In reading three events, In Motion reveals the particular force of sport and the ways in which the event in a basketball arena or a football stadium changes everything. The work of the event is, above all else, to make us think and Zidane, Artest and Cantona, in their various ways, compel us to reconsider our understanding of the event and, as significantly, they both illuminate and extend the theories offered by Derrida, Deleuze and Badiou. In Motion makes us think about how we approach sport again. Or, ask why we have not yet thought the event in relation to sport.
Most importantly, In Motion does not so much “makes sense” of sport – of what takes place on the court or on the field – as reveal the philosophical sense of the sport’s event.
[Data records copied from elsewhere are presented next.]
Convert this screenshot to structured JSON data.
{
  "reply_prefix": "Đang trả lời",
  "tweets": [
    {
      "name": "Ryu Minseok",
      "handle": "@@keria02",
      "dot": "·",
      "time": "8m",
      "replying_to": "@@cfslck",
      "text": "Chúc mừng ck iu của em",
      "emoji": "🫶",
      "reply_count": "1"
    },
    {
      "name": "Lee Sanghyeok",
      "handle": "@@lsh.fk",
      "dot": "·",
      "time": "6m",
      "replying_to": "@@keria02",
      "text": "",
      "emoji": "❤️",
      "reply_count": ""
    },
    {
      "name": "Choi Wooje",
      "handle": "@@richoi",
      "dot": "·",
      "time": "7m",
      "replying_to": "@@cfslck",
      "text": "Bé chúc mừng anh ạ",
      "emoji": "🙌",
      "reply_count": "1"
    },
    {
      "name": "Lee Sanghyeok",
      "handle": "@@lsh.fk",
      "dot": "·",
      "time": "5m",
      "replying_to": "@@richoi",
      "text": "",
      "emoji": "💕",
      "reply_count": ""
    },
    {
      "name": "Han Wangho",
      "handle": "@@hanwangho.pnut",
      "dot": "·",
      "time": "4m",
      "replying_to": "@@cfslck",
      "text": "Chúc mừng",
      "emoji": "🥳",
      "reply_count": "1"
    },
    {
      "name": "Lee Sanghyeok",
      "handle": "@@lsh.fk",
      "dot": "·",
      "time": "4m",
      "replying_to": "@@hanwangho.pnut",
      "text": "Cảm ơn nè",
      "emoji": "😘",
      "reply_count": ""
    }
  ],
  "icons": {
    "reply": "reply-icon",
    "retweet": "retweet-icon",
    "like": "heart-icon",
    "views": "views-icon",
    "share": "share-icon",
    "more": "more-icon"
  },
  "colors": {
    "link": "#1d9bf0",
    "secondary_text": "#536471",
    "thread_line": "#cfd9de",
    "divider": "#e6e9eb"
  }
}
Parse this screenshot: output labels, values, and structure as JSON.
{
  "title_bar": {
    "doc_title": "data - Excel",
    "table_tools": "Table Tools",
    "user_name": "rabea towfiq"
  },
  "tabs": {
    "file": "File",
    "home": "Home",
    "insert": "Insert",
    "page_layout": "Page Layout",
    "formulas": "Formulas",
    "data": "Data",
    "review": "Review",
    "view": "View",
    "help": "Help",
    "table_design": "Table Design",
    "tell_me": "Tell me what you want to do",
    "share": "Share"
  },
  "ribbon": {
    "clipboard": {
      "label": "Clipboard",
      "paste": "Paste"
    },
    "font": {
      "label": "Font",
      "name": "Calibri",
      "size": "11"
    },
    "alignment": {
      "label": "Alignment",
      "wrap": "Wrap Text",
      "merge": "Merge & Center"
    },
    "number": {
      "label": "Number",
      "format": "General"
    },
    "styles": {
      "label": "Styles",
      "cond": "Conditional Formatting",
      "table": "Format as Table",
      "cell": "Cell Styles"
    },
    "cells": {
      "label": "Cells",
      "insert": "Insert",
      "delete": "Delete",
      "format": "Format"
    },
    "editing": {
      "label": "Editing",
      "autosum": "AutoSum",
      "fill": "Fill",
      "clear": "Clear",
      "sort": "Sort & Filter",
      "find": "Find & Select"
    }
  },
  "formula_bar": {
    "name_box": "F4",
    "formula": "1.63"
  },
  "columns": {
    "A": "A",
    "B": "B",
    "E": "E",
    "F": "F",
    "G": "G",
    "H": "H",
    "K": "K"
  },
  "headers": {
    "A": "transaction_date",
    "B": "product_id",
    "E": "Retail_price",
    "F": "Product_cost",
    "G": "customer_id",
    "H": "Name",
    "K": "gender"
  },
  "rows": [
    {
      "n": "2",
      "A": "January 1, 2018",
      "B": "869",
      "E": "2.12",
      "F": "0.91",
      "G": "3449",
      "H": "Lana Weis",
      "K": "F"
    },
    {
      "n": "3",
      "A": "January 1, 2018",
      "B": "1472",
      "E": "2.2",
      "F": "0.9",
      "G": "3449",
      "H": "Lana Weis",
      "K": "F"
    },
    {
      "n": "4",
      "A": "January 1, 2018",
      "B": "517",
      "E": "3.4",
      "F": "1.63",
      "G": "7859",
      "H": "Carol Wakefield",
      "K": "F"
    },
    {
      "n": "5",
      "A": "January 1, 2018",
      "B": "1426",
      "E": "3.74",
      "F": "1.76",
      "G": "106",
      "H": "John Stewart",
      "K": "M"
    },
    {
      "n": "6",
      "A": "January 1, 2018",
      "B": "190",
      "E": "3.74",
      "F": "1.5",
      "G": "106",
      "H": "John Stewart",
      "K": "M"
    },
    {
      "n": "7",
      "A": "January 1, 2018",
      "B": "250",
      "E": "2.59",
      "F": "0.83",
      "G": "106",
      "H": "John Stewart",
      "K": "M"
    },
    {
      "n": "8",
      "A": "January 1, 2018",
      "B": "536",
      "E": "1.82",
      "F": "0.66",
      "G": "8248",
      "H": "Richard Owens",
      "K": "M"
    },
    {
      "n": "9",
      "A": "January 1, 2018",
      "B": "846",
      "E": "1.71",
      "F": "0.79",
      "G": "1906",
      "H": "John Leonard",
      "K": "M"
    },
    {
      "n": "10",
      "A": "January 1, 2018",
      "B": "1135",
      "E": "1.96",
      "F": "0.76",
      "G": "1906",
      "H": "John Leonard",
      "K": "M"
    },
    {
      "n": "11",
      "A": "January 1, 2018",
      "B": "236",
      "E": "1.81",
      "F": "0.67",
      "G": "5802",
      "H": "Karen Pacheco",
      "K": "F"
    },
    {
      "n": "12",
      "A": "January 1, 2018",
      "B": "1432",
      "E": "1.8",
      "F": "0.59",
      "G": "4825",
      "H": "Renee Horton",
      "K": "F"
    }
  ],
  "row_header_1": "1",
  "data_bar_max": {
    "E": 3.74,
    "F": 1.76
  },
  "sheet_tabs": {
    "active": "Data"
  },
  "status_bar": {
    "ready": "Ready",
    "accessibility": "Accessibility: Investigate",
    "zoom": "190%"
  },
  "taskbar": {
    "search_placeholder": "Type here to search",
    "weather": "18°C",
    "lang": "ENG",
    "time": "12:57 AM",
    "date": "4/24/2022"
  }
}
There is no other social practice, the political rally apart, maybe, where the prospect – there is almost a certain inevitability to it – of the event is so palpable, is so tantalizingly, perilously, close. To watch sport is to have a ringside seat – if a mixed sport’s metaphor might be allowed – at the event.
We know this, of course, and yet we, for some inexplicable reason, do not.
Courtesy of Ron Artest, Eric Cantona and Zizou, In Motion is a philosophical reminder of this.
Grant Farred teaches at Cornell University. He is the author of four books, including In Motion, At Rest: The Event of the Athletic Body (forthcoming in March) and What’s My Name? Black Vernacular Intellectuals (Minnesota, 2003).
“This is innovative work of the highest order, very smartly and incisively bringing onto the field two teams that very seldom meet in inter-league play: the philosophers and the sociologists of sports. But in these pages there are also crucial interventions staged in cultural studies, race theory, globalization discourse, and media studies. In Motion, At Rest is a book that speaks to many audiences, without giving up its singular focus on the athletic body.”
—Jeffrey Nealon, Penn State University